**Exercise instructions**
Go through the material under this sentence. Return every line holding "JSON".

**Dataset excerpts**

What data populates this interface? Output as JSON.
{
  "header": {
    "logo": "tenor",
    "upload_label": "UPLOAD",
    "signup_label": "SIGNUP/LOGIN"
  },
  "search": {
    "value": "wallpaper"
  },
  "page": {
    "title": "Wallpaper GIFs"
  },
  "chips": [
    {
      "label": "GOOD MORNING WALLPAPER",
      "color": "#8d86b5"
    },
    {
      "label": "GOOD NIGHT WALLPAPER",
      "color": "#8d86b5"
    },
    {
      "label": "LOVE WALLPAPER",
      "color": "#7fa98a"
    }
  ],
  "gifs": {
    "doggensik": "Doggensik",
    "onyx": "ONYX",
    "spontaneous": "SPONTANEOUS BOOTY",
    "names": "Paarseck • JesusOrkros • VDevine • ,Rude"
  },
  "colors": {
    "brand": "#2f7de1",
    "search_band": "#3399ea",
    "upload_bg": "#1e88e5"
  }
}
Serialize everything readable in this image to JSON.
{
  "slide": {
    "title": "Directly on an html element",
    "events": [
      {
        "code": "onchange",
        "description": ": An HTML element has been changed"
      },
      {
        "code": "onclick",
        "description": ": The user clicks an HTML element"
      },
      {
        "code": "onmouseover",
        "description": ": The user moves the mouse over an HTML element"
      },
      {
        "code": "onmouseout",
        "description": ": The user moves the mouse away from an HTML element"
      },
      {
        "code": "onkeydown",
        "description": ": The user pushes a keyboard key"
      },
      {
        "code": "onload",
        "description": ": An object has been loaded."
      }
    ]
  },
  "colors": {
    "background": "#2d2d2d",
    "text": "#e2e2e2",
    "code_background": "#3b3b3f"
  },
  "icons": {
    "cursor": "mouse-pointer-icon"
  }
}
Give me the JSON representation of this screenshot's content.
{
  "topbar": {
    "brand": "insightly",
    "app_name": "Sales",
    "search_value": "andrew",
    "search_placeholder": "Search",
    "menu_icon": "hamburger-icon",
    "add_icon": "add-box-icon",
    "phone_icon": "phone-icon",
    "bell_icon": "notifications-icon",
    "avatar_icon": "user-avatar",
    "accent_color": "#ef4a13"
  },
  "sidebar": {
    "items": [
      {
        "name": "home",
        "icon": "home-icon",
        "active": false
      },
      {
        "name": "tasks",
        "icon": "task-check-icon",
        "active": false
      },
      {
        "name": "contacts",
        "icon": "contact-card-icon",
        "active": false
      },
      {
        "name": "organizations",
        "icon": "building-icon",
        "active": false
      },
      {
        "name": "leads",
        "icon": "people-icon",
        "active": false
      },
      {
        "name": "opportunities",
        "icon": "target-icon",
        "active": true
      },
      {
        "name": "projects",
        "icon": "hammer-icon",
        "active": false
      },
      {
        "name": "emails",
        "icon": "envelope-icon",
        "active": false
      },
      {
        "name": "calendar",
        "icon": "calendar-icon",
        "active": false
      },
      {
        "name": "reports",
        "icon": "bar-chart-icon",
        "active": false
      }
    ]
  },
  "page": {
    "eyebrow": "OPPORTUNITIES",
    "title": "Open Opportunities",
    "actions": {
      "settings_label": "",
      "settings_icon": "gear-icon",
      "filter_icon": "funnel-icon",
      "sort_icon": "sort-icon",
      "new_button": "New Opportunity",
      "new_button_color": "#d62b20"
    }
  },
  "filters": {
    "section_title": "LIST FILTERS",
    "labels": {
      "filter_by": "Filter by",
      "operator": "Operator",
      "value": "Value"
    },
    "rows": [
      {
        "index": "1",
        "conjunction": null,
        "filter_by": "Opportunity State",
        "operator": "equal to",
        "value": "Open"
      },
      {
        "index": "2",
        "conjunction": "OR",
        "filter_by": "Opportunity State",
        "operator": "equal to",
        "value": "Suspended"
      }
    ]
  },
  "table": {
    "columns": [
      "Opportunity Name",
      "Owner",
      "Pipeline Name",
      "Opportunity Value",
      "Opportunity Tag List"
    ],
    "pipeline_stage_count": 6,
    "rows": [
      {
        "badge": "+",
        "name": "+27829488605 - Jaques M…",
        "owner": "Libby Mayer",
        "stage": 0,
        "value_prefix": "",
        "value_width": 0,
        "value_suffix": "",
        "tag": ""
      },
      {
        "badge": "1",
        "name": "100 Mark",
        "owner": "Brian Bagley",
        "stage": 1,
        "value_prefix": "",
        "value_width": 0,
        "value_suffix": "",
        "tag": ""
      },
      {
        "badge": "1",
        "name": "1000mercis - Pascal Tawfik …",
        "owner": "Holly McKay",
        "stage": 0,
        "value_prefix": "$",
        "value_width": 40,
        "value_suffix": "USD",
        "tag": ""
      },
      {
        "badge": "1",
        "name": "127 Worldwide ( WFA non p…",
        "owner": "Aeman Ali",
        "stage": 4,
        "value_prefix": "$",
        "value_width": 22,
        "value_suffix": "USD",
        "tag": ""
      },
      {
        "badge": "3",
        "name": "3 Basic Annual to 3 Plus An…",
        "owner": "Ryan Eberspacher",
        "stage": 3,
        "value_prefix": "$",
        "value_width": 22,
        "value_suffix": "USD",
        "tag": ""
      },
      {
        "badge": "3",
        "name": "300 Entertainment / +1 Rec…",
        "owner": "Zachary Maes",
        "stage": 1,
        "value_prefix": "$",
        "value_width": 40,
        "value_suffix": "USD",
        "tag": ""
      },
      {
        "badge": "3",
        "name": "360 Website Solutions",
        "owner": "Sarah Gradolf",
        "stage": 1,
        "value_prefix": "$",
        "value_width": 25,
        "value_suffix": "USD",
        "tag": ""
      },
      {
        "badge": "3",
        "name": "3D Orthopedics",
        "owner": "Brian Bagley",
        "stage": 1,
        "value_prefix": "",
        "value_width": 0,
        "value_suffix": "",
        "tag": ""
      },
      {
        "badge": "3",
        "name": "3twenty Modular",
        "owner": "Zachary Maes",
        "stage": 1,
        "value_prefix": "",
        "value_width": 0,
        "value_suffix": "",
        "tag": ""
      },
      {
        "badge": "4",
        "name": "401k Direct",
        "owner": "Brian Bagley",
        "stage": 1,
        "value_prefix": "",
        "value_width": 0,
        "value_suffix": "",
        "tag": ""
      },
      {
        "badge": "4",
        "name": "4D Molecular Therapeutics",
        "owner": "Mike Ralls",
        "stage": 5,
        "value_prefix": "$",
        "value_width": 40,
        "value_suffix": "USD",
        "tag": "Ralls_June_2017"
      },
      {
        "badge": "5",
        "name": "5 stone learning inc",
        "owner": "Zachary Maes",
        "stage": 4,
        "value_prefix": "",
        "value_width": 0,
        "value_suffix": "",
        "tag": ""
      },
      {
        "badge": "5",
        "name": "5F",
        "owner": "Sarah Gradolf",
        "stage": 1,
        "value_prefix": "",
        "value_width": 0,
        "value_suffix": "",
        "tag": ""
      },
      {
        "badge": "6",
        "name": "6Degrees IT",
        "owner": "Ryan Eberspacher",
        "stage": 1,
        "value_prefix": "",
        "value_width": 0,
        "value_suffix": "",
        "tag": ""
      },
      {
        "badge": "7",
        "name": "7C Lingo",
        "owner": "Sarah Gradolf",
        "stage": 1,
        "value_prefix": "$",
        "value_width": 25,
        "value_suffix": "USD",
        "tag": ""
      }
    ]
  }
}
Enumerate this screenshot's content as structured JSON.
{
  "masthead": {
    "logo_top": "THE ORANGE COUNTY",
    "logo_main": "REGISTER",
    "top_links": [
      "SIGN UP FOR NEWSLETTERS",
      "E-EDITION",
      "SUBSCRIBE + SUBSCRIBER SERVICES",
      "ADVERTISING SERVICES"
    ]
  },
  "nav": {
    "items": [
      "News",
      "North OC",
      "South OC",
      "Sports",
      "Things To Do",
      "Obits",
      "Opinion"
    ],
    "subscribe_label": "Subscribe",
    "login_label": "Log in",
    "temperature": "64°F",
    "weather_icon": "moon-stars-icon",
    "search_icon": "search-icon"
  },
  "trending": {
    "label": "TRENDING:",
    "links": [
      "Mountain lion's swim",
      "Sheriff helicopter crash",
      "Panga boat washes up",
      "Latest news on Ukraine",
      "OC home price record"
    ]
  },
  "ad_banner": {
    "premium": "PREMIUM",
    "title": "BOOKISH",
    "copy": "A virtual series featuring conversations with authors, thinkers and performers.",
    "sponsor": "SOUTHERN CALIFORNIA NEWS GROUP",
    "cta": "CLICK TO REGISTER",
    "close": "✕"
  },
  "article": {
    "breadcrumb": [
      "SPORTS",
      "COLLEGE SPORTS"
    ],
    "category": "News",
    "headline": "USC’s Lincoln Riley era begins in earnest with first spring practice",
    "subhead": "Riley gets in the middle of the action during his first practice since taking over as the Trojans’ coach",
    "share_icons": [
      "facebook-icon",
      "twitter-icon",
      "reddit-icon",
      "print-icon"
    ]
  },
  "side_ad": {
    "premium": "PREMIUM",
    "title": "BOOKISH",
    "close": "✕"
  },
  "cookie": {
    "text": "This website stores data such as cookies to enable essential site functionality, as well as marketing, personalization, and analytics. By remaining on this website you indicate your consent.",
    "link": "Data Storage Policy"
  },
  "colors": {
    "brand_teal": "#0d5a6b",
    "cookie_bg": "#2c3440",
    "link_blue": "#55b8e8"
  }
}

**Task answer**
What data populates this interface? Output as JSON.
Serialize everything readable in this image to JSON.
Give me the JSON representation of this screenshot's content.
Enumerate this screenshot's content as structured JSON.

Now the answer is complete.